The Deputy Director of Reference Laboratories, Outpatient Clinics and Biological Collections at the IOC also emphasized the importance of cooperation on the topic, highlighting issues that are already target of research at the Institute, such as the risk of increased vector diseases and natural disasters. “Cooperation is very important for us to face the impact of climate change, which involves environmental and social issues. These two dimensions need to be considered together”, emphasized Elizabeth, who is the Coordinator of the health component at the National Institute of Science and Technology for Climate Change (INCT-MC).

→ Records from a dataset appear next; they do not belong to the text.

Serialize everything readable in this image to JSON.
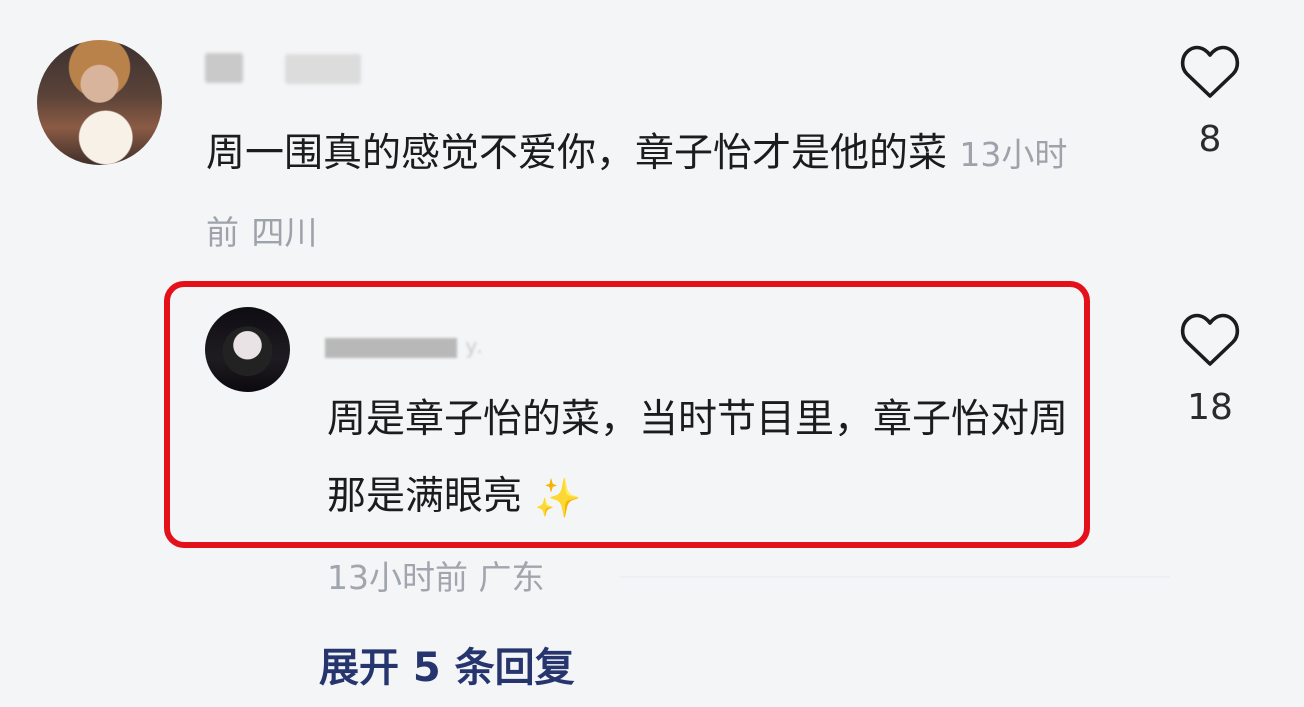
{
  "comment": {
    "text": "周一围真的感觉不爱你，章子怡才是他的菜",
    "time": "13小时前",
    "location": "四川",
    "likes": "8"
  },
  "reply": {
    "username_visible": "y.",
    "text": "周是章子怡的菜，当时节目里，章子怡对周那是满眼亮",
    "emoji": "✨",
    "time": "13小时前",
    "location": "广东",
    "likes": "18"
  },
  "expand_replies": {
    "label": "展开 5 条回复"
  },
  "icons": {
    "like": "heart-icon",
    "emoji": "sparkles-icon"
  },
  "colors": {
    "highlight_border": "#e4111a",
    "expand_link": "#26356e",
    "meta_text": "#9ea3ab"
  }
}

The report produced by the Technical Chamber of Health and Environment on IOC's competencies in the area was shared with the delegation from Columbia University. The Chamber's coordinator pointed out that at least 25 of the Institute's laboratories conduct research with an environmental component. “Most groups work with diseases associated with and perpetuated by poverty, which are aggravated by anthropic environmental modifications”, Tereza pointed out.
The performance of IOC graduate programs in the area was also mentioned by Clélia, Coordinator of the Education Program in Biosciences and Health, and Marco, Assistant Coordinator of the Program in Tropical Medicine. The potential for cooperation between IOC and Columbia was also highlighted by Martha, citing the example of the Urban Climate Change Research Network (UCCRN). With the participation of more than 1,200 researchers, the network has global headquarters at Columbia University and Latin American headquarters at IOC and Coppe/UFRJ. “We have a great synergy and new collaborations can engage more researchers and students”, stated the researcher, who is one of the UCCRN coordinators in Latin America.